── DATA ──

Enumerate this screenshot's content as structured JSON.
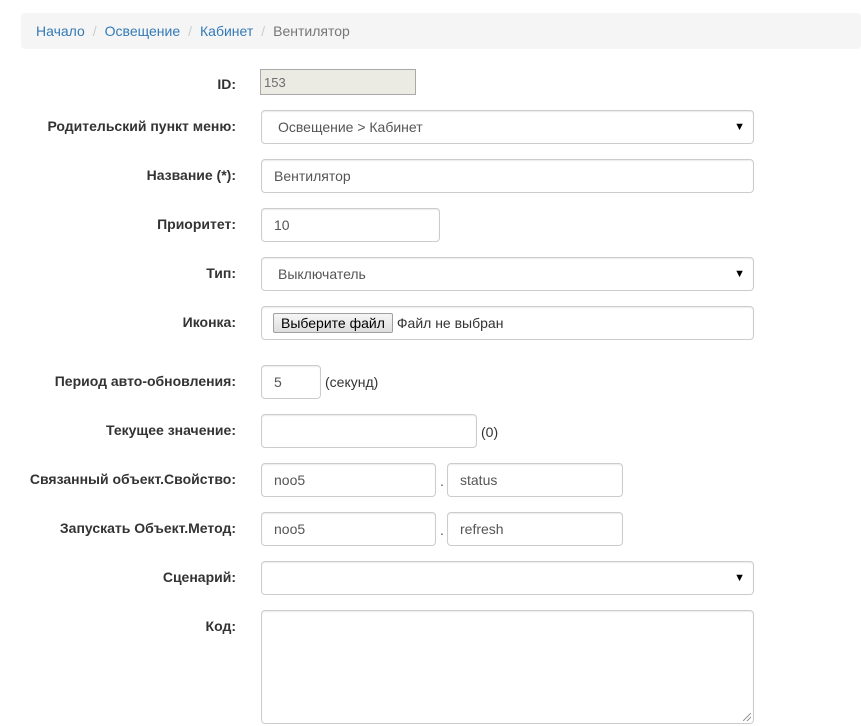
{
  "breadcrumb": {
    "items": [
      "Начало",
      "Освещение",
      "Кабинет"
    ],
    "active": "Вентилятор",
    "separator": "/"
  },
  "form": {
    "id": {
      "label": "ID:",
      "value": "153"
    },
    "parent": {
      "label": "Родительский пункт меню:",
      "value": "Освещение > Кабинет"
    },
    "title": {
      "label": "Название (*):",
      "value": "Вентилятор"
    },
    "priority": {
      "label": "Приоритет:",
      "value": "10"
    },
    "type": {
      "label": "Тип:",
      "value": "Выключатель"
    },
    "icon": {
      "label": "Иконка:",
      "button": "Выберите файл",
      "status": "Файл не выбран"
    },
    "refresh": {
      "label": "Период авто-обновления:",
      "value": "5",
      "suffix": "(секунд)"
    },
    "current": {
      "label": "Текущее значение:",
      "value": "",
      "suffix": "(0)"
    },
    "linked": {
      "label": "Связанный объект.Свойство:",
      "object": "noo5",
      "property": "status",
      "dot": "."
    },
    "run": {
      "label": "Запускать Объект.Метод:",
      "object": "noo5",
      "method": "refresh",
      "dot": "."
    },
    "script": {
      "label": "Сценарий:",
      "value": ""
    },
    "code": {
      "label": "Код:",
      "value": ""
    }
  },
  "icons": {
    "caret": "dropdown-caret-icon"
  },
  "colors": {
    "link": "#337ab7",
    "breadcrumb_bg": "#f5f5f5",
    "border": "#cccccc"
  }
}
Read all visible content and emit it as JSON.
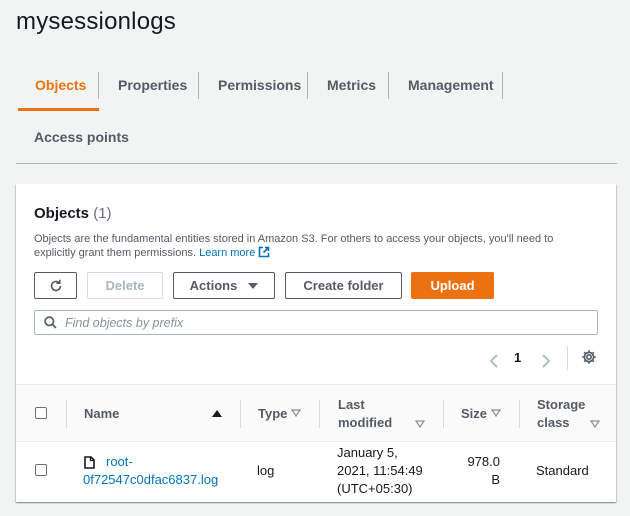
{
  "page": {
    "title": "mysessionlogs"
  },
  "tabs": [
    {
      "label": "Objects",
      "active": true
    },
    {
      "label": "Properties"
    },
    {
      "label": "Permissions"
    },
    {
      "label": "Metrics"
    },
    {
      "label": "Management"
    },
    {
      "label": "Access points"
    }
  ],
  "panel": {
    "title": "Objects",
    "count": "(1)",
    "description": "Objects are the fundamental entities stored in Amazon S3. For others to access your objects, you'll need to explicitly grant them permissions.",
    "learn_more": "Learn more"
  },
  "toolbar": {
    "refresh_icon": "refresh-icon",
    "delete_label": "Delete",
    "actions_label": "Actions",
    "create_folder_label": "Create folder",
    "upload_label": "Upload"
  },
  "search": {
    "placeholder": "Find objects by prefix",
    "value": ""
  },
  "pagination": {
    "current_page": "1"
  },
  "table": {
    "columns": {
      "name": "Name",
      "type": "Type",
      "last_modified_1": "Last",
      "last_modified_2": "modified",
      "size": "Size",
      "storage_class_1": "Storage",
      "storage_class_2": "class"
    },
    "rows": [
      {
        "name_1": "root-",
        "name_2": "0f72547c0dfac6837.log",
        "type": "log",
        "last_modified_1": "January 5,",
        "last_modified_2": "2021, 11:54:49",
        "last_modified_3": "(UTC+05:30)",
        "size_1": "978.0",
        "size_2": "B",
        "storage_class": "Standard"
      }
    ]
  },
  "colors": {
    "accent": "#ec7211",
    "link": "#0073bb",
    "text": "#16191f",
    "muted": "#545b64",
    "background": "#f2f3f3"
  }
}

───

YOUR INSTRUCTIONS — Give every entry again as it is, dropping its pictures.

WRITTEN RESPONSE —
Enumerate this screenshot's content as structured JSON.
{
  "breadcrumb": {
    "items": [
      "Начало",
      "Освещение",
      "Кабинет"
    ],
    "active": "Вентилятор",
    "separator": "/"
  },
  "form": {
    "id": {
      "label": "ID:",
      "value": "153"
    },
    "parent": {
      "label": "Родительский пункт меню:",
      "value": "Освещение > Кабинет"
    },
    "title": {
      "label": "Название (*):",
      "value": "Вентилятор"
    },
    "priority": {
      "label": "Приоритет:",
      "value": "10"
    },
    "type": {
      "label": "Тип:",
      "value": "Выключатель"
    },
    "icon": {
      "label": "Иконка:",
      "button": "Выберите файл",
      "status": "Файл не выбран"
    },
    "refresh": {
      "label": "Период авто-обновления:",
      "value": "5",
      "suffix": "(секунд)"
    },
    "current": {
      "label": "Текущее значение:",
      "value": "",
      "suffix": "(0)"
    },
    "linked": {
      "label": "Связанный объект.Свойство:",
      "object": "noo5",
      "property": "status",
      "dot": "."
    },
    "run": {
      "label": "Запускать Объект.Метод:",
      "object": "noo5",
      "method": "refresh",
      "dot": "."
    },
    "script": {
      "label": "Сценарий:",
      "value": ""
    },
    "code": {
      "label": "Код:",
      "value": ""
    }
  },
  "icons": {
    "caret": "dropdown-caret-icon"
  },
  "colors": {
    "link": "#337ab7",
    "breadcrumb_bg": "#f5f5f5",
    "border": "#cccccc"
  }
}
Read all visible content and emit it as JSON.
{
  "page": {
    "title": "mysessionlogs"
  },
  "tabs": [
    {
      "label": "Objects",
      "active": true
    },
    {
      "label": "Properties"
    },
    {
      "label": "Permissions"
    },
    {
      "label": "Metrics"
    },
    {
      "label": "Management"
    },
    {
      "label": "Access points"
    }
  ],
  "panel": {
    "title": "Objects",
    "count": "(1)",
    "description": "Objects are the fundamental entities stored in Amazon S3. For others to access your objects, you'll need to explicitly grant them permissions.",
    "learn_more": "Learn more"
  },
  "toolbar": {
    "refresh_icon": "refresh-icon",
    "delete_label": "Delete",
    "actions_label": "Actions",
    "create_folder_label": "Create folder",
    "upload_label": "Upload"
  },
  "search": {
    "placeholder": "Find objects by prefix",
    "value": ""
  },
  "pagination": {
    "current_page": "1"
  },
  "table": {
    "columns": {
      "name": "Name",
      "type": "Type",
      "last_modified_1": "Last",
      "last_modified_2": "modified",
      "size": "Size",
      "storage_class_1": "Storage",
      "storage_class_2": "class"
    },
    "rows": [
      {
        "name_1": "root-",
        "name_2": "0f72547c0dfac6837.log",
        "type": "log",
        "last_modified_1": "January 5,",
        "last_modified_2": "2021, 11:54:49",
        "last_modified_3": "(UTC+05:30)",
        "size_1": "978.0",
        "size_2": "B",
        "storage_class": "Standard"
      }
    ]
  },
  "colors": {
    "accent": "#ec7211",
    "link": "#0073bb",
    "text": "#16191f",
    "muted": "#545b64",
    "background": "#f2f3f3"
  }
}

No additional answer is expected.